Wednesday, April 11, 2012
Mozart in Cleveland
Thursday evening, while two miles west of Severance Hall another home team played (and lost) in a record-setting sixteen innings, the Cleveland Orchestra played and won.
As always, it was a team effort, but a few key players stood out.
We have to start with a veteran, one who practically invented the game — Wolfgang Amadeus Mozart. From start to finish, the game was his. First, there was the showy Piano Concerto #9 ("Jeunehomme"), written in Salzburg at the age of twenty: young, but no rookie in the competitive world of European music-making. Then, from a few years later, a serene wind octet, the Serenade in E flat. And as a closer, the complex, splendid work of Mozart's maturity, the often-heard Piano Concerto #21 in C.
Unlike the contest at Progressive Field, this one ended on time and with a very happy home-team crowd.
Not quite a full-time name in the starting lineup, but well known to Clevelanders all the same, was the MVP, pianist/conductor Mitsuko Uchida. Sensitive and confident, utterly secure in passage work, energetic and lyrical by turns, she packed these familiar concertos with beauties, pleasures and surprises. The famous slow movement of the C major concerto — over-used decades ago in the tear-jerker film Elvira Madigan — shed its mantle of sentimentality for a more thoughtful, even tragic garb in Uchida's intelligent hands.
Uchida's rapport with the orchestra shone through the performances, which she conducted from the keyboard. Her style was part of the music's rhythmic energy — playing a phrase, shooting up from the piano bench, her hands a-flutter as if they were finding notes in space in the active passages or, in the sombre parts, turned palm upwards as if imploring the gods (or the musicians?).
Another candidate for MVP was the orchestra's new Hamburg Steinway, gleaming and lidless at the center of the stage. A gift of Daniel and Jan Lewis, the piano is rich in tone, responsive to Mozartian nuance but also strong-voiced, well attuned to the soundscape of Severance. In the Andantino of the "Jeunehomme" concerto, the intense, quiet coloration of the new instrument allowed the solo part (perhaps playing with the soft pedal?) to gleam through the dark muted strings like the glow of old gold in the depths of a cave.
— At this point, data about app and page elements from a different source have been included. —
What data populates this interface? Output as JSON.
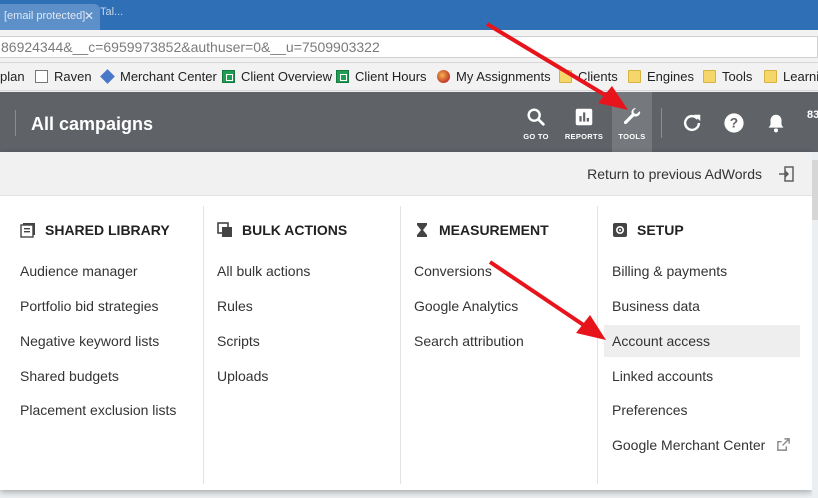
{
  "browser": {
    "tab_title": "[email protected]",
    "tab2_title": "Tal...",
    "url": "86924344&__c=6959973852&authuser=0&__u=7509903322"
  },
  "bookmarks": [
    {
      "label": "plan",
      "icon": "none"
    },
    {
      "label": "Raven",
      "icon": "page-icon"
    },
    {
      "label": "Merchant Center",
      "icon": "merchant-icon"
    },
    {
      "label": "Client Overview",
      "icon": "sheet-icon"
    },
    {
      "label": "Client Hours",
      "icon": "sheet-icon"
    },
    {
      "label": "My Assignments",
      "icon": "ball-icon"
    },
    {
      "label": "Clients",
      "icon": "folder-icon"
    },
    {
      "label": "Engines",
      "icon": "folder-icon"
    },
    {
      "label": "Tools",
      "icon": "folder-icon"
    },
    {
      "label": "Learni",
      "icon": "folder-icon"
    }
  ],
  "header": {
    "title": "All campaigns",
    "goto_label": "GO TO",
    "reports_label": "REPORTS",
    "tools_label": "TOOLS",
    "account_partial": "83"
  },
  "panel": {
    "return_label": "Return to previous AdWords",
    "columns": [
      {
        "title": "SHARED LIBRARY",
        "icon": "library-icon",
        "items": [
          "Audience manager",
          "Portfolio bid strategies",
          "Negative keyword lists",
          "Shared budgets",
          "Placement exclusion lists"
        ]
      },
      {
        "title": "BULK ACTIONS",
        "icon": "copy-icon",
        "items": [
          "All bulk actions",
          "Rules",
          "Scripts",
          "Uploads"
        ]
      },
      {
        "title": "MEASUREMENT",
        "icon": "hourglass-icon",
        "items": [
          "Conversions",
          "Google Analytics",
          "Search attribution"
        ]
      },
      {
        "title": "SETUP",
        "icon": "gear-icon",
        "items": [
          "Billing & payments",
          "Business data",
          "Account access",
          "Linked accounts",
          "Preferences",
          "Google Merchant Center"
        ]
      }
    ],
    "highlighted_item": "Account access"
  },
  "colors": {
    "header_bg": "#5f6368",
    "tabbar_bg": "#2f6fb5",
    "arrow": "#e8141c"
  }
}
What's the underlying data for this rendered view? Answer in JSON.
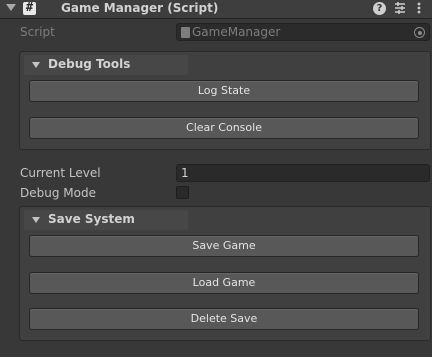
{
  "component": {
    "title": "Game Manager (Script)",
    "script_glyph": "#",
    "header_icons": [
      "chevron-down-icon",
      "help-icon",
      "presets-icon",
      "context-menu-icon"
    ],
    "help_glyph": "?"
  },
  "script_row": {
    "label": "Script",
    "value": "GameManager"
  },
  "debug_tools": {
    "title": "Debug Tools",
    "buttons": [
      "Log State",
      "Clear Console"
    ]
  },
  "properties": {
    "current_level": {
      "label": "Current Level",
      "value": "1"
    },
    "debug_mode": {
      "label": "Debug Mode",
      "checked": false
    }
  },
  "save_system": {
    "title": "Save System",
    "buttons": [
      "Save Game",
      "Load Game",
      "Delete Save"
    ]
  },
  "colors": {
    "background": "#383838",
    "button": "#585858",
    "field": "#2a2a2a",
    "text": "#c4c4c4"
  }
}
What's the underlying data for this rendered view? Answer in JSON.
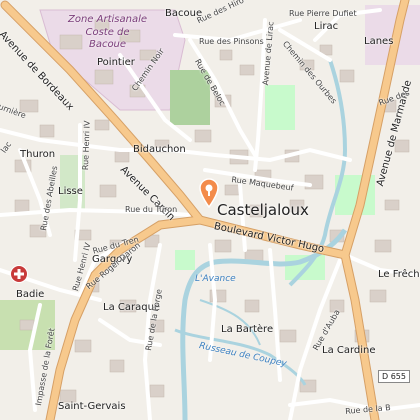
{
  "map": {
    "colors": {
      "background": "#f2efe9",
      "building": "#d9d0c9",
      "road_major": "#f7c98d",
      "road_major_casing": "#d6a066",
      "road_minor": "#ffffff",
      "water": "#aad3df",
      "park": "#c8facc",
      "forest": "#add19e",
      "industrial": "#ebdbe8",
      "marker": "#f38b4a"
    },
    "town_label": "Casteljaloux",
    "zone_label_line1": "Zone Artisanale",
    "zone_label_line2": "Coste de",
    "zone_label_line3": "Bacoue",
    "places": {
      "bacoue": "Bacoue",
      "pointier": "Pointier",
      "lirac": "Lirac",
      "lanes": "Lanes",
      "bidauchon": "Bidauchon",
      "thuron": "Thuron",
      "lisse": "Lisse",
      "gargory": "Gargory",
      "badie": "Badie",
      "la_caraque": "La Caraque",
      "la_bartere": "La Bartère",
      "la_cardine": "La Cardine",
      "le_freche": "Le Frêche",
      "saint_gervais": "Saint-Gervais"
    },
    "streets": {
      "avenue_de_bordeaux": "Avenue de Bordeaux",
      "avenue_carcin": "Avenue Carcin",
      "boulevard_victor_hugo": "Boulevard Victor Hugo",
      "avenue_de_marmande": "Avenue de Marmande",
      "rue_pierre_dufiet": "Rue Pierre Dufiet",
      "rue_des_pinsons": "Rue des Pinsons",
      "rue_de_beloc": "Rue de Beloc",
      "avenue_de_lirac": "Avenue de Lirac",
      "chemin_des_ourbes": "Chemin des Ourbes",
      "chemin_noir": "Chemin Noir",
      "rue_maquebeuf": "Rue Maquebeuf",
      "rue_du_turon": "Rue du Turon",
      "rue_henri_iv_a": "Rue Henri IV",
      "rue_henri_iv_b": "Rue Henri IV",
      "rue_des_abeilles": "Rue des Abeilles",
      "rue_du_tren": "Rue du Tren",
      "rue_roger_daron": "Rue Roger Daron",
      "rue_de_la_forge": "Rue de la Forge",
      "impasse_de_la_foret": "Impasse de la Forêt",
      "rue_d_auba": "Rue d'Auba",
      "rue_des_hirondelles": "Rue des Hiro",
      "rue_des": "Rue des",
      "lac": "lac",
      "urniere": "urnière",
      "rue_de_la_b": "Rue de la B"
    },
    "water": {
      "avance": "L'Avance",
      "russeau_de_coupey": "Russeau de Coupey"
    },
    "road_ref": "D 655"
  }
}
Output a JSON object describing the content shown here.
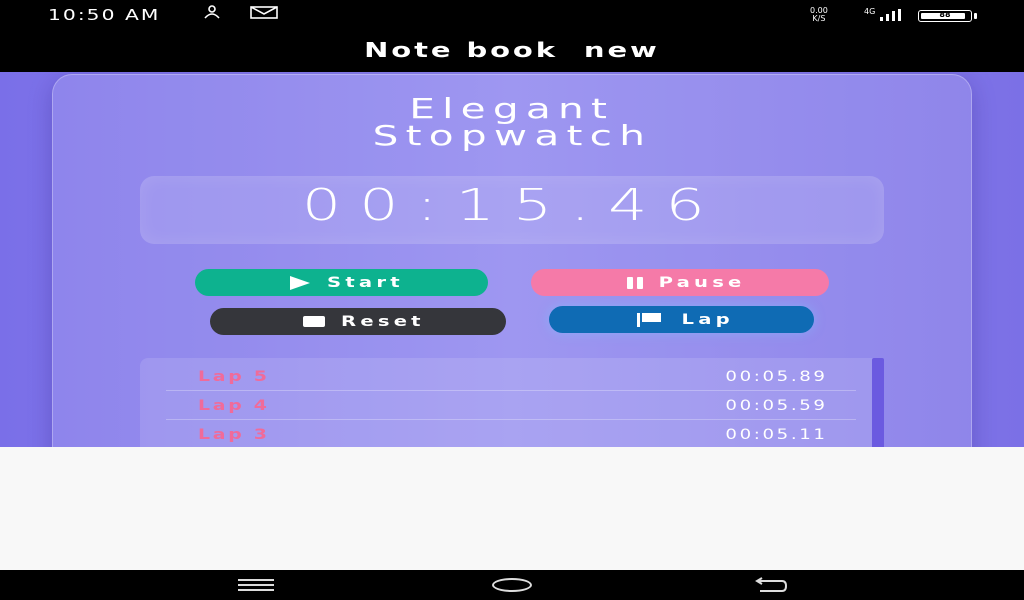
{
  "status": {
    "time": "10:50 AM",
    "icons": [
      "person-icon",
      "mail-icon"
    ],
    "net_speed_value": "0.00",
    "net_speed_unit": "K/S",
    "network_type": "4G",
    "battery": "88"
  },
  "app_bar": {
    "title": "Note book  new"
  },
  "stopwatch": {
    "title_line1": "Elegant",
    "title_line2": "Stopwatch",
    "time": "00:15.46",
    "buttons": {
      "start": "Start",
      "pause": "Pause",
      "reset": "Reset",
      "lap": "Lap"
    },
    "laps": [
      {
        "name": "Lap 5",
        "time": "00:05.89"
      },
      {
        "name": "Lap 4",
        "time": "00:05.59"
      },
      {
        "name": "Lap 3",
        "time": "00:05.11"
      }
    ]
  },
  "colors": {
    "start": "#0db28f",
    "pause": "#f57aa8",
    "reset": "#35363b",
    "lap": "#0f6bb4",
    "lap_name": "#f06b9a",
    "scrollbar": "#6b5ae0"
  },
  "nav": {
    "icons": [
      "menu-icon",
      "home-icon",
      "back-icon"
    ]
  }
}
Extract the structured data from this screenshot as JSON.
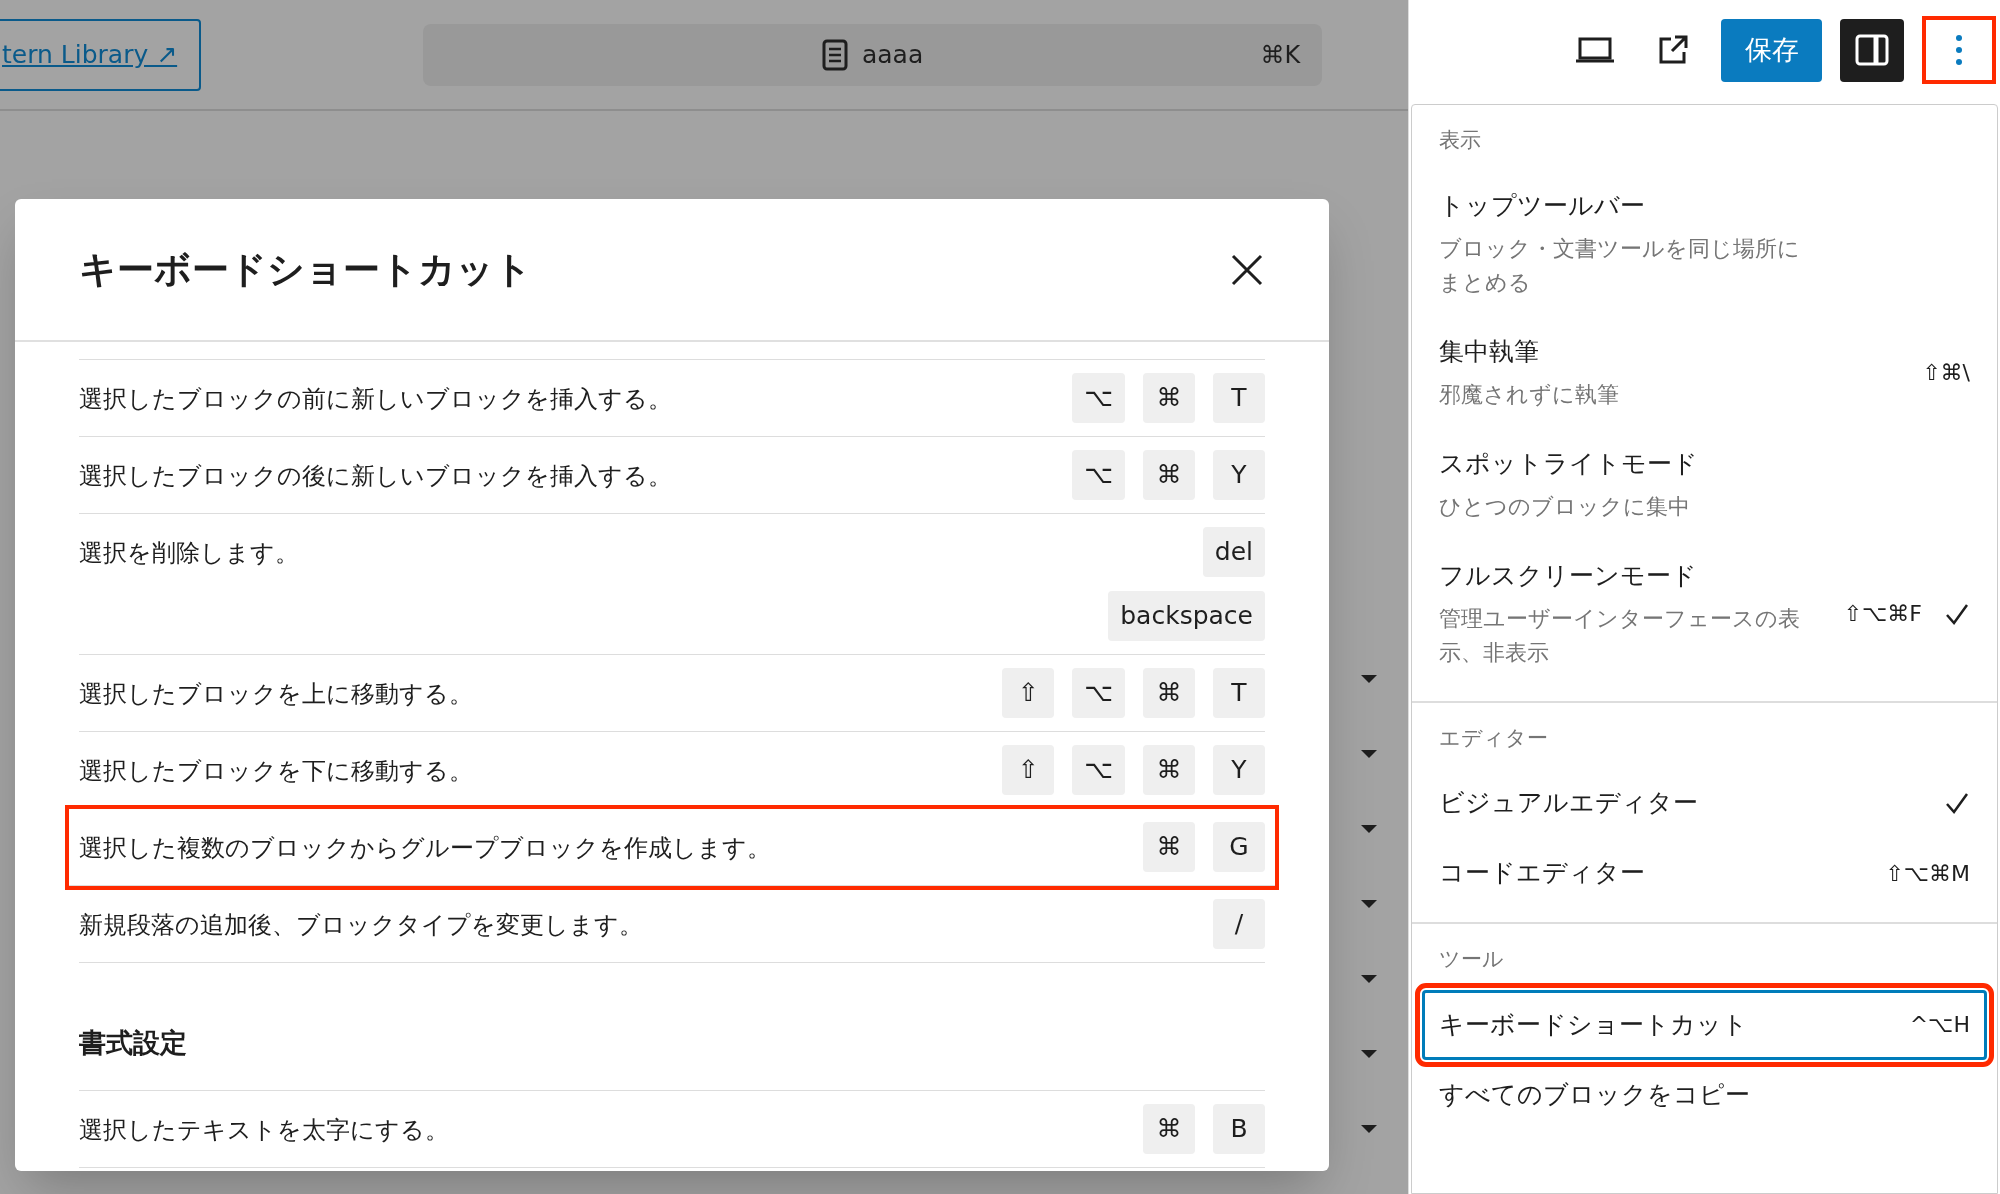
{
  "top_bar": {
    "pattern_link": "tern Library ↗",
    "command_bar": {
      "title": "aaaa",
      "shortcut": "⌘K"
    }
  },
  "toolbar": {
    "save_button": "保存",
    "sidebar_toggle": {
      "on": true
    },
    "options_button": {
      "highlighted": true
    }
  },
  "menu": {
    "sections": [
      {
        "title": "表示",
        "items": [
          {
            "label": "トップツールバー",
            "description": "ブロック・文書ツールを同じ場所にまとめる",
            "checked": false,
            "highlighted": false
          },
          {
            "label": "集中執筆",
            "description": "邪魔されずに執筆",
            "shortcut": "⇧⌘\\",
            "checked": false,
            "highlighted": false
          },
          {
            "label": "スポットライトモード",
            "description": "ひとつのブロックに集中",
            "checked": false,
            "highlighted": false
          },
          {
            "label": "フルスクリーンモード",
            "description": "管理ユーザーインターフェースの表示、非表示",
            "shortcut": "⇧⌥⌘F",
            "checked": true,
            "highlighted": false
          }
        ]
      },
      {
        "title": "エディター",
        "items": [
          {
            "label": "ビジュアルエディター",
            "checked": true,
            "highlighted": false
          },
          {
            "label": "コードエディター",
            "shortcut": "⇧⌥⌘M",
            "checked": false,
            "highlighted": false
          }
        ]
      },
      {
        "title": "ツール",
        "items": [
          {
            "label": "キーボードショートカット",
            "shortcut": "^⌥H",
            "checked": false,
            "highlighted": true
          },
          {
            "label": "すべてのブロックをコピー",
            "checked": false,
            "highlighted": false
          }
        ]
      }
    ]
  },
  "modal": {
    "title": "キーボードショートカット",
    "sections": [
      {
        "rows": [
          {
            "text": "選択したブロックの前に新しいブロックを挿入する。",
            "combos": [
              [
                "⌥",
                "⌘",
                "T"
              ]
            ],
            "highlighted": false
          },
          {
            "text": "選択したブロックの後に新しいブロックを挿入する。",
            "combos": [
              [
                "⌥",
                "⌘",
                "Y"
              ]
            ],
            "highlighted": false
          },
          {
            "text": "選択を削除します。",
            "combos": [
              [
                "del"
              ],
              [
                "backspace"
              ]
            ],
            "highlighted": false
          },
          {
            "text": "選択したブロックを上に移動する。",
            "combos": [
              [
                "⇧",
                "⌥",
                "⌘",
                "T"
              ]
            ],
            "highlighted": false
          },
          {
            "text": "選択したブロックを下に移動する。",
            "combos": [
              [
                "⇧",
                "⌥",
                "⌘",
                "Y"
              ]
            ],
            "highlighted": false
          },
          {
            "text": "選択した複数のブロックからグループブロックを作成します。",
            "combos": [
              [
                "⌘",
                "G"
              ]
            ],
            "highlighted": true
          },
          {
            "text": "新規段落の追加後、ブロックタイプを変更します。",
            "combos": [
              [
                "/"
              ]
            ],
            "highlighted": false
          }
        ]
      },
      {
        "title": "書式設定",
        "rows": [
          {
            "text": "選択したテキストを太字にする。",
            "combos": [
              [
                "⌘",
                "B"
              ]
            ],
            "highlighted": false
          }
        ]
      }
    ]
  }
}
Finally, bravo to the orchestra's wind players, an octet ensemble of pairs of oboes, clarinets, horns, and bassoons, who played the E-flat Serenade as a conductorless ensemble. The gorgeous central Adagio was truly a "serenade," an "evening-piece" that reminded me of the forgiveness episode in the moonlit finale of Figaro, where time seems to stand still. Leading the ensemble in terms both of tempo and of expressiveness was principal clarinet Franklin Cohen, who throws every phrase with accuracy and spin and ever-renewing soulfulness.
Kudos also to Peter Laki's informative and helpful program notes. We are so lucky to have them: in the words of the old saw, you can't tell the players without the program.